TASK DESCRIPTION – Go through the records and report each line in which the word "category" occurs.

☆ ☆ ☆ ☆

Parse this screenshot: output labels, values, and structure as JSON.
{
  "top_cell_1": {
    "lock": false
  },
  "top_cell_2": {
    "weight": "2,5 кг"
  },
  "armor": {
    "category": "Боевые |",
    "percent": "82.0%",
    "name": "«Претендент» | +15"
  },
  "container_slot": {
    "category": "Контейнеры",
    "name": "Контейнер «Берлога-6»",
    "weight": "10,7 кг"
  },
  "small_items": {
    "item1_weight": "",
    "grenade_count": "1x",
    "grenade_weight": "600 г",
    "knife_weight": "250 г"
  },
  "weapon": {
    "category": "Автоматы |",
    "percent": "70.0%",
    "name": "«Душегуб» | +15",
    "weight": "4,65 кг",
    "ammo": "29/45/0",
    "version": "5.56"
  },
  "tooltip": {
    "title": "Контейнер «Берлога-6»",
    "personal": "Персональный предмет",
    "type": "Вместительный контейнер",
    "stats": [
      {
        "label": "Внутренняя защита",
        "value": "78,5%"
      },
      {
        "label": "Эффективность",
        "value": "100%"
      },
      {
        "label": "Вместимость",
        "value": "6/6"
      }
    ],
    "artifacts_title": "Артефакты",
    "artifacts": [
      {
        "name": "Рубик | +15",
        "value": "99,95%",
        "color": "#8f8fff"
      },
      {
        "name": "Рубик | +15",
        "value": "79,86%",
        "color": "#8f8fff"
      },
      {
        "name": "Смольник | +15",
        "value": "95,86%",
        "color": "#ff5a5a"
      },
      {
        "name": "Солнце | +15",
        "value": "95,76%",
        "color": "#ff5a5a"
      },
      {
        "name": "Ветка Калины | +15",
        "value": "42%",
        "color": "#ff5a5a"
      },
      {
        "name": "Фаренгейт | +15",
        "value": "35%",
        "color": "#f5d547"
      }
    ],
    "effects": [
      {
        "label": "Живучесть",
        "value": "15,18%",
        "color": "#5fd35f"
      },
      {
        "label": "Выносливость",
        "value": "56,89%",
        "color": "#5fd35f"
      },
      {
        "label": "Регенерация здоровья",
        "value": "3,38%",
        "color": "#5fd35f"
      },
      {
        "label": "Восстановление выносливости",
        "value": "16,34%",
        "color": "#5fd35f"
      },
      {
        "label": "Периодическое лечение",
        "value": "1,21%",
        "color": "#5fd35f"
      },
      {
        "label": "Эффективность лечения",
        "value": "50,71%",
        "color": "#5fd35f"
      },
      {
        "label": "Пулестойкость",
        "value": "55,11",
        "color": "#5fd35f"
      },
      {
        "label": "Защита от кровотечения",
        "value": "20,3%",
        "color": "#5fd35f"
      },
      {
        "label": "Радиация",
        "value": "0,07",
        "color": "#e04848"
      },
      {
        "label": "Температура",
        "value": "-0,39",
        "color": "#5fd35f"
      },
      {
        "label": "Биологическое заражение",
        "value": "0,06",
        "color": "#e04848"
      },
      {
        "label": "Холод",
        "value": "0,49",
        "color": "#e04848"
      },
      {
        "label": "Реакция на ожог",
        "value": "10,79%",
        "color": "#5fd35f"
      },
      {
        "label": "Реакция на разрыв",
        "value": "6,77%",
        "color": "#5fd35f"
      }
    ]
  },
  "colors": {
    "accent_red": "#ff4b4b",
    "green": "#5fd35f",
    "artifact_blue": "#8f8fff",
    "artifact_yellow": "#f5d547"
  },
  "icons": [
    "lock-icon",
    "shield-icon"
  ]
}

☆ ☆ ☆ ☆

OUTPUT OF THE TASK –
    "category": "Боевые |",
    "category": "Контейнеры",
    "category": "Автоматы |",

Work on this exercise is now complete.